SAN JOSE (KPIX) – As public health officials grapple with a post-holiday surge in coronavirus cases, regional stay-at-home orders for the Bay Area will remain in place indefinitely until the strain on the healthcare system is relieved.
“We’ve been at or over capacity for six weeks, says Dr. Paul Silka, the Emergency Department Medical Director for San Jose’s Regional Hospital.READ MORE: San Leandro Community Rallies for Reform on Anniversary of Steven Taylor's Police Shooting Death
Dr. Silka says his hospital has frequently been placed on “diversion” — a scenario in which new incoming patients are sent or diverted to other hospitals — because Regional is too full to accept additional ones.
“We’re always making sure that the sickest of the sick are getting the care they need. But there are considerable waits and delays for those patients,” says Dr. Silka.
Public health officials warn the situation at Regional Medical Center could soon happen to hospitals countywide. The regional stay-at-home order that was implemented after Thanksgiving was designed to slow the virus down and prevent hospitals from running out of beds, equipment and nurses and doctors to staff them.READ MORE: Lodi Parachute Center Skydiver Dies After Chute Gets Tangled on Descent

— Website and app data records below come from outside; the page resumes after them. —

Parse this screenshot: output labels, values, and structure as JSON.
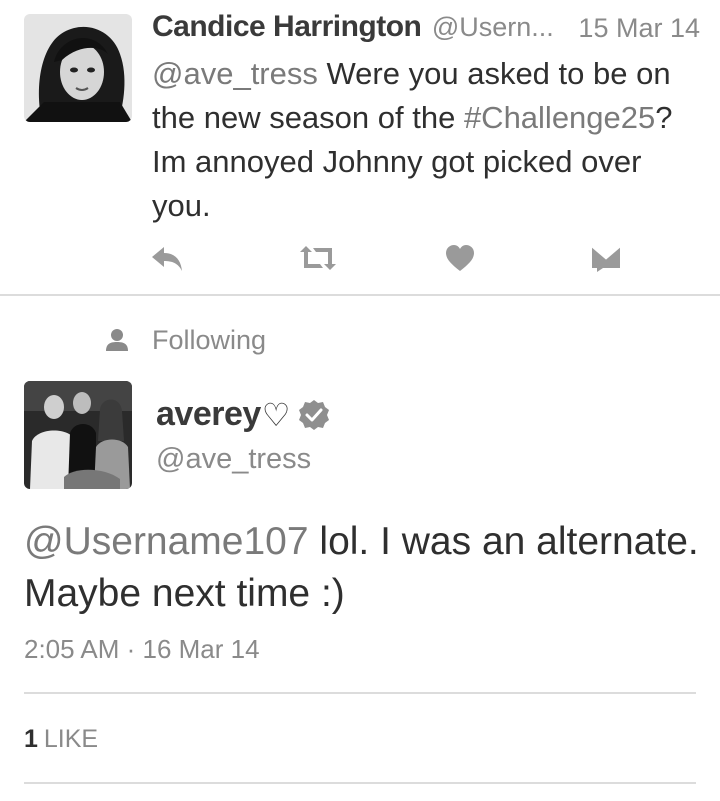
{
  "reply": {
    "display_name": "Candice Harrington",
    "handle": "@Usern...",
    "date": "15 Mar 14",
    "mention": "@ave_tress",
    "text_part1": " Were you asked to be on the new season of the ",
    "hashtag": "#Challenge25",
    "text_part2": "? Im annoyed Johnny got picked over you."
  },
  "actions": [
    "reply-icon",
    "retweet-icon",
    "heart-icon",
    "message-icon"
  ],
  "social_context": {
    "label": "Following",
    "icon": "person-icon"
  },
  "tweet": {
    "display_name": "averey",
    "name_suffix": "♡",
    "handle": "@ave_tress",
    "mention": "@Username107",
    "text": " lol. I was an alternate. Maybe next time :)",
    "timestamp": "2:05 AM · 16 Mar 14",
    "likes_count": "1",
    "likes_label": "LIKE"
  },
  "colors": {
    "text": "#2f2f2f",
    "muted": "#8a8a8a",
    "divider": "#dcdcdc",
    "icon": "#9a9a9a"
  }
}
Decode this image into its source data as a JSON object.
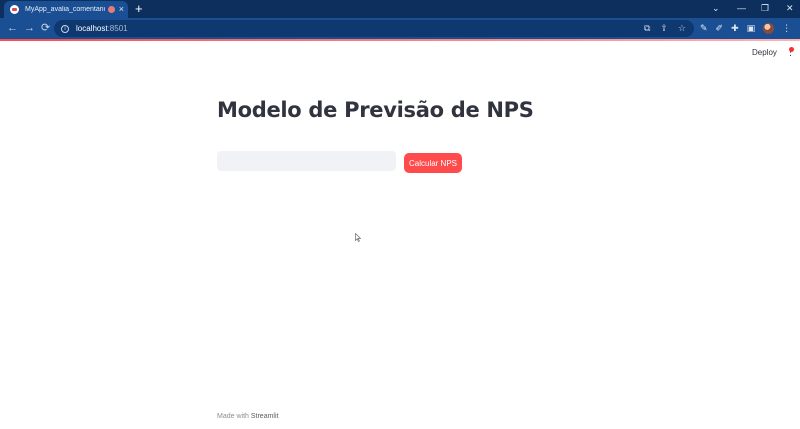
{
  "browser": {
    "tab_title": "MyApp_avalia_comentarios",
    "tab_close": "×",
    "new_tab": "+",
    "url_host": "localhost",
    "url_port": ":8501",
    "window_buttons": {
      "menu": "⌄",
      "minimize": "—",
      "restore": "❐",
      "close": "✕"
    }
  },
  "app": {
    "deploy_label": "Deploy",
    "title": "Modelo de Previsão de NPS",
    "input": {
      "value": "",
      "placeholder": ""
    },
    "button_label": "Calcular NPS",
    "footer_prefix": "Made with",
    "footer_brand": "Streamlit"
  },
  "colors": {
    "accent": "#ff4b4b",
    "chrome": "#1b4f93",
    "tabstrip": "#0d2f5e"
  }
}
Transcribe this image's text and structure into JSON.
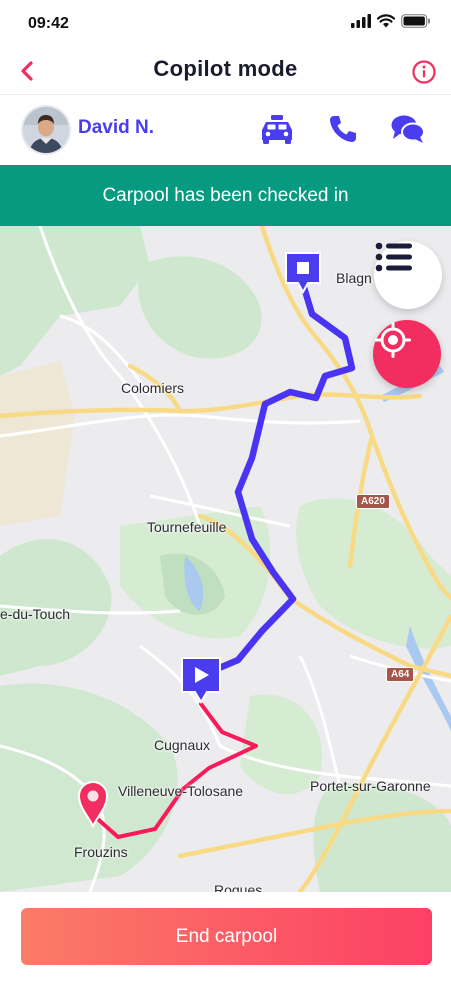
{
  "status_bar": {
    "time": "09:42",
    "icons": [
      "signal-icon",
      "wifi-icon",
      "battery-icon"
    ]
  },
  "header": {
    "title": "Copilot mode",
    "back_icon": "chevron-left-icon",
    "info_icon": "info-icon"
  },
  "driver": {
    "name": "David N.",
    "actions": [
      "car-icon",
      "phone-icon",
      "chat-icon"
    ]
  },
  "banner": {
    "text": "Carpool has been checked in"
  },
  "map": {
    "places": {
      "blagnac": "Blagn",
      "colomiers": "Colomiers",
      "tournefeuille": "Tournefeuille",
      "touch": "e-du-Touch",
      "cugnaux": "Cugnaux",
      "villeneuve": "Villeneuve-Tolosane",
      "portet": "Portet-sur-Garonne",
      "frouzins": "Frouzins",
      "roques": "Roques"
    },
    "road_shields": {
      "a620": "A620",
      "a64": "A64"
    },
    "buttons": [
      "list-icon",
      "locate-icon"
    ]
  },
  "footer": {
    "end_label": "End carpool"
  },
  "colors": {
    "accent": "#4a3df0",
    "banner": "#069a80",
    "danger": "#f22d5f",
    "route_driven": "#fa1a5a",
    "route_planned": "#4a33f2"
  }
}
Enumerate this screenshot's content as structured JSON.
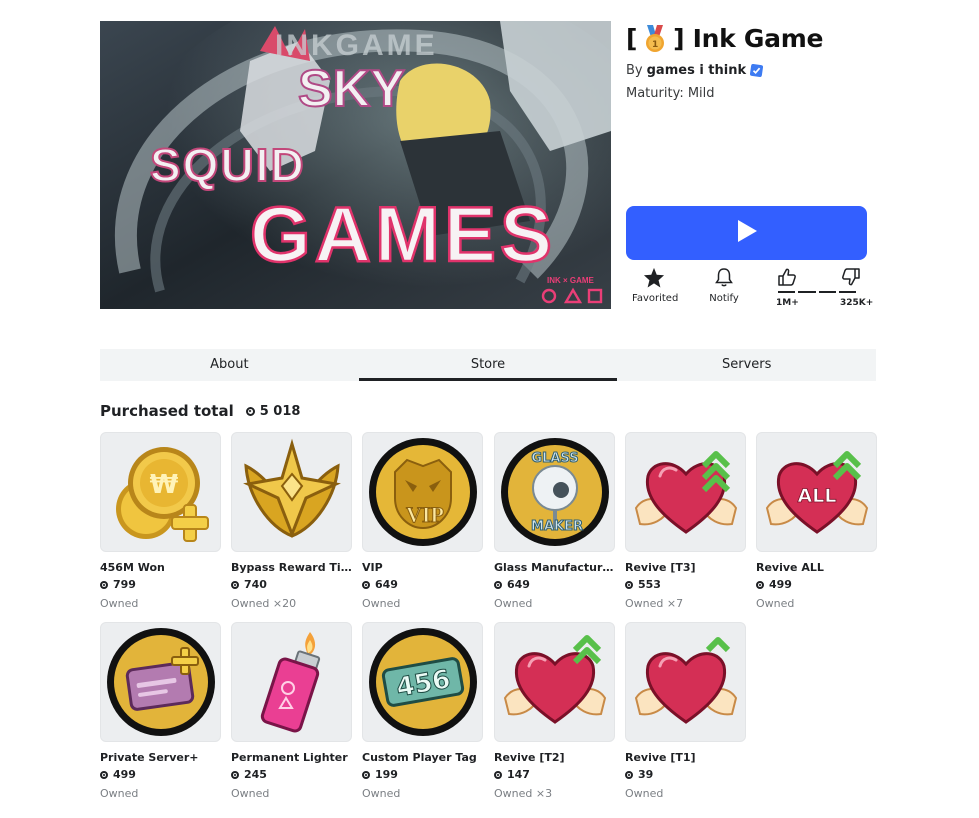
{
  "game": {
    "title": "[ 🥇 ] Ink Game",
    "title_prefix": "[",
    "title_suffix": "] Ink Game",
    "by_label": "By",
    "creator": "games i think",
    "maturity": "Maturity: Mild",
    "thumbnail_text": {
      "top": "INKGAME",
      "line1": "SKY",
      "line2": "SQUID",
      "line3": "GAMES",
      "badge": "INK × GAME"
    }
  },
  "actions": {
    "favorite_label": "Favorited",
    "notify_label": "Notify",
    "upvotes": "1M+",
    "downvotes": "325K+"
  },
  "tabs": [
    {
      "label": "About",
      "active": false
    },
    {
      "label": "Store",
      "active": true
    },
    {
      "label": "Servers",
      "active": false
    }
  ],
  "store": {
    "purchased_label": "Purchased total",
    "purchased_total": "5 018",
    "items": [
      {
        "name": "456M Won",
        "price": "799",
        "status": "Owned",
        "icon": "coins-icon"
      },
      {
        "name": "Bypass Reward Time",
        "price": "740",
        "status": "Owned ×20",
        "icon": "star-badge-icon"
      },
      {
        "name": "VIP",
        "price": "649",
        "status": "Owned",
        "icon": "vip-lion-icon"
      },
      {
        "name": "Glass Manufacturer...",
        "price": "649",
        "status": "Owned",
        "icon": "glass-maker-icon"
      },
      {
        "name": "Revive [T3]",
        "price": "553",
        "status": "Owned ×7",
        "icon": "winged-heart-t3-icon"
      },
      {
        "name": "Revive ALL",
        "price": "499",
        "status": "Owned",
        "icon": "winged-heart-all-icon",
        "badge_text": "ALL"
      },
      {
        "name": "Private Server+",
        "price": "499",
        "status": "Owned",
        "icon": "private-server-icon"
      },
      {
        "name": "Permanent Lighter",
        "price": "245",
        "status": "Owned",
        "icon": "lighter-icon"
      },
      {
        "name": "Custom Player Tag",
        "price": "199",
        "status": "Owned",
        "icon": "player-tag-icon",
        "badge_text": "456"
      },
      {
        "name": "Revive [T2]",
        "price": "147",
        "status": "Owned ×3",
        "icon": "winged-heart-t2-icon"
      },
      {
        "name": "Revive [T1]",
        "price": "39",
        "status": "Owned",
        "icon": "winged-heart-t1-icon"
      }
    ]
  },
  "colors": {
    "play_button": "#335fff",
    "tab_bg": "#f2f4f5",
    "card_bg": "#eceef0",
    "muted_text": "#7b7f84"
  }
}
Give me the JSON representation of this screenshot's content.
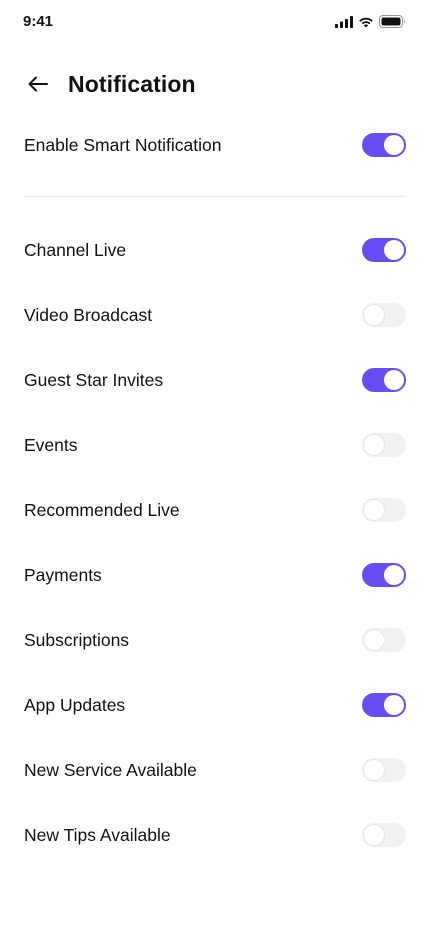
{
  "status_bar": {
    "time": "9:41",
    "icons": [
      "cellular-signal-icon",
      "wifi-icon",
      "battery-icon"
    ]
  },
  "header": {
    "back_icon": "arrow-left-icon",
    "title": "Notification"
  },
  "colors": {
    "accent": "#6a4cf5",
    "toggle_off": "#f1f1f2",
    "divider": "#e8e8ea",
    "text": "#111111"
  },
  "smart_notification": {
    "label": "Enable Smart Notification",
    "enabled": true
  },
  "settings": [
    {
      "label": "Channel Live",
      "enabled": true
    },
    {
      "label": "Video Broadcast",
      "enabled": false
    },
    {
      "label": "Guest Star Invites",
      "enabled": true
    },
    {
      "label": "Events",
      "enabled": false
    },
    {
      "label": "Recommended Live",
      "enabled": false
    },
    {
      "label": "Payments",
      "enabled": true
    },
    {
      "label": "Subscriptions",
      "enabled": false
    },
    {
      "label": "App Updates",
      "enabled": true
    },
    {
      "label": "New Service Available",
      "enabled": false
    },
    {
      "label": "New Tips Available",
      "enabled": false
    }
  ]
}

“It’s not just rationing care to people who have COVID. Everyone gets subject to that rationing. So, it’s really a matter of who has the best chance of recovering from whatever condition they have. We are not quite there yet in our county,” says Dr. Ahmed Kamal with the Santa Clara County Public Health Department.
But it’s not just healthcare systems feeling the strain and the pain of the post-holiday surge and stay-at-home orders.
“It’s jut been getting tougher and tougher. I don’t know how much longer we can last,” says Jim Angelopoulos, owner of Yolked Restaurant. He says his business is on life support too.MORE NEWS: Saratoga Resident Displaced in 2-Alarm House Fire Sunday Morning
“I think we have about two months before we run out of reserves. It’s just gone from bad to worse,” says Angelopoulos.